Why does high altitude affect your baking such as ingredient amounts, or cooking time?

182 views

[ad_1]

Why does high altitude affect your baking such as ingredient amounts, or cooking time?

In: Physics
[ad_2]

The boiling point of water is 100 degrees C but only at sea level. Above sea level, it’s actually lower due to lower atmospheric pressure.

Air pressure is lower, so water boils at a lower temperature. Lower temperature for water boiling messes with lots of fundamentals of cooking. The proteins in the food aren’t ‘cooked’ as well at a slightly lower temperature, so you have to adjust the ingredients and cooking time.

Pasta is a good example of this. The heat of the boiling water in pasta is what forces the moisture into a dried noodle. When water boils it builds up enough energy, in this case thermal energy, to overcome the natural atmospheric pressure. At higher altitudes there is less atmospheric pressure and therefore it takes less thermal energy to get it to boil. So water can boil at much lower temperatures. But having the water boiling at a lower temperature means that it will take longer to actually cook things.
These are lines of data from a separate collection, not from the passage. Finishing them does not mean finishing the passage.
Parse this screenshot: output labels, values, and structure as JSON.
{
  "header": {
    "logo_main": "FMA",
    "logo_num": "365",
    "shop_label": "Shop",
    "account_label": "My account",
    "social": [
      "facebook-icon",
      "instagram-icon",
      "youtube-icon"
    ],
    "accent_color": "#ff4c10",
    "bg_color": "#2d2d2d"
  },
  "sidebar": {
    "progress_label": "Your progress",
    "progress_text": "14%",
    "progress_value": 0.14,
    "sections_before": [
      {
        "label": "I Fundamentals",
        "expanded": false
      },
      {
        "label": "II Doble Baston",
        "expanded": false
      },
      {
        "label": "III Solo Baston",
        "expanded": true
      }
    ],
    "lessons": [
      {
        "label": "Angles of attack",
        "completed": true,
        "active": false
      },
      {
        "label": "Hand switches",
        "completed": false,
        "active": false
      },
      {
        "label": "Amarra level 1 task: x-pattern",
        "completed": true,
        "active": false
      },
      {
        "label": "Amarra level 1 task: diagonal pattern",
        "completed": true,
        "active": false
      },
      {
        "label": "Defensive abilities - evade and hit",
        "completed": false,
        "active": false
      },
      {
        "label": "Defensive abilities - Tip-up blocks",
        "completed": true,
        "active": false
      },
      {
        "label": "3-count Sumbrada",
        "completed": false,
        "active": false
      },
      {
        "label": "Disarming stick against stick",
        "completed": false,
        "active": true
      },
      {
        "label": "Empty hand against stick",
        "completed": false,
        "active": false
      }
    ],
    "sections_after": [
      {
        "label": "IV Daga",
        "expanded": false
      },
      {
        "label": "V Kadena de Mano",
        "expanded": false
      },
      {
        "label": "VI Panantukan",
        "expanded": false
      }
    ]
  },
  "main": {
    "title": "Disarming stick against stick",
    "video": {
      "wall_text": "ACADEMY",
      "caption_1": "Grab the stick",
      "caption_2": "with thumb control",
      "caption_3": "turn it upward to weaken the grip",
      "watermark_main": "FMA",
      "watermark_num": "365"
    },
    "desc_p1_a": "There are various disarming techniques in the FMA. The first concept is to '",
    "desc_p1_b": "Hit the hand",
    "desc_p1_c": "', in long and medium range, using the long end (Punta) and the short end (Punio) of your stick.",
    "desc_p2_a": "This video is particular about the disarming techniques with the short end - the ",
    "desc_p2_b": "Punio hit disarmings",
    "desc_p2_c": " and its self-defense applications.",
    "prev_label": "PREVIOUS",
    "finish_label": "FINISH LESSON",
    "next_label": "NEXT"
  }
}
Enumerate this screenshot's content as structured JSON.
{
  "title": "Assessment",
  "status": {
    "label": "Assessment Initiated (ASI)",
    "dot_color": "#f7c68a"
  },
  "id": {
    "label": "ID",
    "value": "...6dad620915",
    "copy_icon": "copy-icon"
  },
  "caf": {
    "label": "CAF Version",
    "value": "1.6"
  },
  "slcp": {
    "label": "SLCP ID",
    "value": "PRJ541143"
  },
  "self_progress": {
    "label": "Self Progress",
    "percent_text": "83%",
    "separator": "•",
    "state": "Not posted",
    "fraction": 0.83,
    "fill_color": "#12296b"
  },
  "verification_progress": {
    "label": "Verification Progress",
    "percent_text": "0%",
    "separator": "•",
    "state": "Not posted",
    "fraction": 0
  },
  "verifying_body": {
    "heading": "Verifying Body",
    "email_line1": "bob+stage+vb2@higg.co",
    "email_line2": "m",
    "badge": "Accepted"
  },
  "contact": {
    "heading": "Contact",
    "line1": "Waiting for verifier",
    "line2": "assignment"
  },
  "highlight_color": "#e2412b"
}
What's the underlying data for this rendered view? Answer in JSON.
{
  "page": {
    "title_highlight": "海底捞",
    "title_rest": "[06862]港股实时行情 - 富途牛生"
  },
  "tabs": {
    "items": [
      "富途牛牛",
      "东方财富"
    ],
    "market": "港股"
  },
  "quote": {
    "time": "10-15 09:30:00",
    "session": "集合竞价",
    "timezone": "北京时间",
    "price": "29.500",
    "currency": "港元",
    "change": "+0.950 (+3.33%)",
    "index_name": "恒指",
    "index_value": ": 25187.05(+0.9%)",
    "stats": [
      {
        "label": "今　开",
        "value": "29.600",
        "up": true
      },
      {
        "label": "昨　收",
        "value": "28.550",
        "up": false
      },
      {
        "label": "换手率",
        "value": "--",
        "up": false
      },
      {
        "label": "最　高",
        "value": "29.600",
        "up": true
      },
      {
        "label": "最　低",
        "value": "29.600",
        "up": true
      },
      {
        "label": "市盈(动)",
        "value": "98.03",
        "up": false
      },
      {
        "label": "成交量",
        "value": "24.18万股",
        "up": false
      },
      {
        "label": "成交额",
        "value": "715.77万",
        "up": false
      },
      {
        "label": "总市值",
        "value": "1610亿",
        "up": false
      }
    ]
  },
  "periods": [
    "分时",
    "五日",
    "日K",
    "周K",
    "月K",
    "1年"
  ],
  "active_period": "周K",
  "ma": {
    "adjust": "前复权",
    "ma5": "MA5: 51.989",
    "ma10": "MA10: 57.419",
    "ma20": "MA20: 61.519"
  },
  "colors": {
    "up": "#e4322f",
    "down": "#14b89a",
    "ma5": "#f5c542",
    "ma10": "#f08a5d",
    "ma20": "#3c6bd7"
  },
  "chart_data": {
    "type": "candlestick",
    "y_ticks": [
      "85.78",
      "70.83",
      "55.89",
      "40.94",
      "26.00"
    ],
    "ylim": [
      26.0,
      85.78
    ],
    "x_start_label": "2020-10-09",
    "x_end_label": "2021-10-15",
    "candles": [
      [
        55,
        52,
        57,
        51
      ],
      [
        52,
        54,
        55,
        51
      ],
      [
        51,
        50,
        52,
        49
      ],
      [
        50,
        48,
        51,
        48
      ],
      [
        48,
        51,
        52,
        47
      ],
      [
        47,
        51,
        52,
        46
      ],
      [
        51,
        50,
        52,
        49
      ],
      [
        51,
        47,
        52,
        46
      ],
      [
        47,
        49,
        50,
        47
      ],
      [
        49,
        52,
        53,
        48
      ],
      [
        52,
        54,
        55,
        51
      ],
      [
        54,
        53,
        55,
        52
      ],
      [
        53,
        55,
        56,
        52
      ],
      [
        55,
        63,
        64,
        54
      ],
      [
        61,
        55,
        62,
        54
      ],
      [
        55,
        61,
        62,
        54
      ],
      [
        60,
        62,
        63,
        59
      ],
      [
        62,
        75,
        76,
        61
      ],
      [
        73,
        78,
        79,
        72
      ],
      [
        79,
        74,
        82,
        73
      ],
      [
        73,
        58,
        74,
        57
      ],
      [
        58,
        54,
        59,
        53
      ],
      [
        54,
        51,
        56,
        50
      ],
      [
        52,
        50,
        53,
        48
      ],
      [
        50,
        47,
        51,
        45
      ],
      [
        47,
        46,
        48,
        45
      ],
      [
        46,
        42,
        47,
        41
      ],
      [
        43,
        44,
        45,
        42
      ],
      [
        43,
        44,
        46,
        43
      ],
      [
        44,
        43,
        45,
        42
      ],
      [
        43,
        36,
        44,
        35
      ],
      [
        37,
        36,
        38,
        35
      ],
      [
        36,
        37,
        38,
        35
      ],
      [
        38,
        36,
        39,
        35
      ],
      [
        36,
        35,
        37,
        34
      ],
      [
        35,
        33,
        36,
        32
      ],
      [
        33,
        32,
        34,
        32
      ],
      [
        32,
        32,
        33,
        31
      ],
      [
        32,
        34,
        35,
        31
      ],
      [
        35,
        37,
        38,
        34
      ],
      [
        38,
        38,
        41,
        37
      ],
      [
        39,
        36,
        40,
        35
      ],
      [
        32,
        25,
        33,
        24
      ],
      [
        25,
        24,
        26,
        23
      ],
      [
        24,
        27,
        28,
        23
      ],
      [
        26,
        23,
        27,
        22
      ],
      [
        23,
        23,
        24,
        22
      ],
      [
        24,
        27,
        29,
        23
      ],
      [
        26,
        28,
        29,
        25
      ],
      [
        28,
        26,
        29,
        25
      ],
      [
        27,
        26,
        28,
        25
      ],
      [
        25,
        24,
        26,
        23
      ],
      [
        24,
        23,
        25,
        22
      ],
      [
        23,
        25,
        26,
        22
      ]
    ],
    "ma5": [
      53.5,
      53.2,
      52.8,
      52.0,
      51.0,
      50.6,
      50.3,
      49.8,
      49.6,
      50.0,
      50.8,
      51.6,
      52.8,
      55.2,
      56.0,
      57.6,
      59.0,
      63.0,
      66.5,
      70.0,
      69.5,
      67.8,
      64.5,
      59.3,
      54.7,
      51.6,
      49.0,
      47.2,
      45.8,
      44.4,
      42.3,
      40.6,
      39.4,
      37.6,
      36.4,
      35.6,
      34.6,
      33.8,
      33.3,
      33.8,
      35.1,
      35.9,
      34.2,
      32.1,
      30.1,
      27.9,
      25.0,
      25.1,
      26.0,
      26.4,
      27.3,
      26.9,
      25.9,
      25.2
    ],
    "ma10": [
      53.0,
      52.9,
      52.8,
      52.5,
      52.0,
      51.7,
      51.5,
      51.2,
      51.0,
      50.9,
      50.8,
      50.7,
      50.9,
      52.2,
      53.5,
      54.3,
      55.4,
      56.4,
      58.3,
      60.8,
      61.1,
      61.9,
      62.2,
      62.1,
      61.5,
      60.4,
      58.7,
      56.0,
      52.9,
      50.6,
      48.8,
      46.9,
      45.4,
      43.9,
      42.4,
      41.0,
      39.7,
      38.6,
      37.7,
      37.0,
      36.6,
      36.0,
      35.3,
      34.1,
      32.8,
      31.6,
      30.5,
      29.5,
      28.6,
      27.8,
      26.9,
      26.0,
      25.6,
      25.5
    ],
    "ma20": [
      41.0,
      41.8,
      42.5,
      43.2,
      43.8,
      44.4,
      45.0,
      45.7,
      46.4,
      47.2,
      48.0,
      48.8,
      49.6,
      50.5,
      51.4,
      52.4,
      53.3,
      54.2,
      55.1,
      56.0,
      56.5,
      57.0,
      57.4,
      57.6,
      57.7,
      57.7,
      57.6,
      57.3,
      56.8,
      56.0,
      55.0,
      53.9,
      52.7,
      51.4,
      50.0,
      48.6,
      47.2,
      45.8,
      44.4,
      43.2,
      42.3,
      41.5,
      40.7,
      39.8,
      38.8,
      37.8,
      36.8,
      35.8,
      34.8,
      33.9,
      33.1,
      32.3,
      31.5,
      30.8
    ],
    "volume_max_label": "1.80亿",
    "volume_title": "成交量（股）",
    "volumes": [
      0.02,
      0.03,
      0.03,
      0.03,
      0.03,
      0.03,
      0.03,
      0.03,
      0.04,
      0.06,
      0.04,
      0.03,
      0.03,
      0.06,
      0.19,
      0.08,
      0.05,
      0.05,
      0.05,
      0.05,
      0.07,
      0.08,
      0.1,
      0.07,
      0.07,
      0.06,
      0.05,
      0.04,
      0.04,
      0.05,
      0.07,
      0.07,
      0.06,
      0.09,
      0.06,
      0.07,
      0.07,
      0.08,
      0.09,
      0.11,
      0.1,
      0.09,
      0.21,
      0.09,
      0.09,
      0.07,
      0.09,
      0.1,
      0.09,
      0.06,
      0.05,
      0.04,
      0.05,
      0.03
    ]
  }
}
I am used to cooking around sea level normally, and can whip up a batch of breakfast tacos in about 15 minutes on high heat. When I visit the cabin in Colorado it’s at 12,000 ft above sea level, and the same recipe takes close to an hour to cook all the eggs and vegetables on high heat, because while the liquids are furiously boiling they’re almost twenty degrees cooler.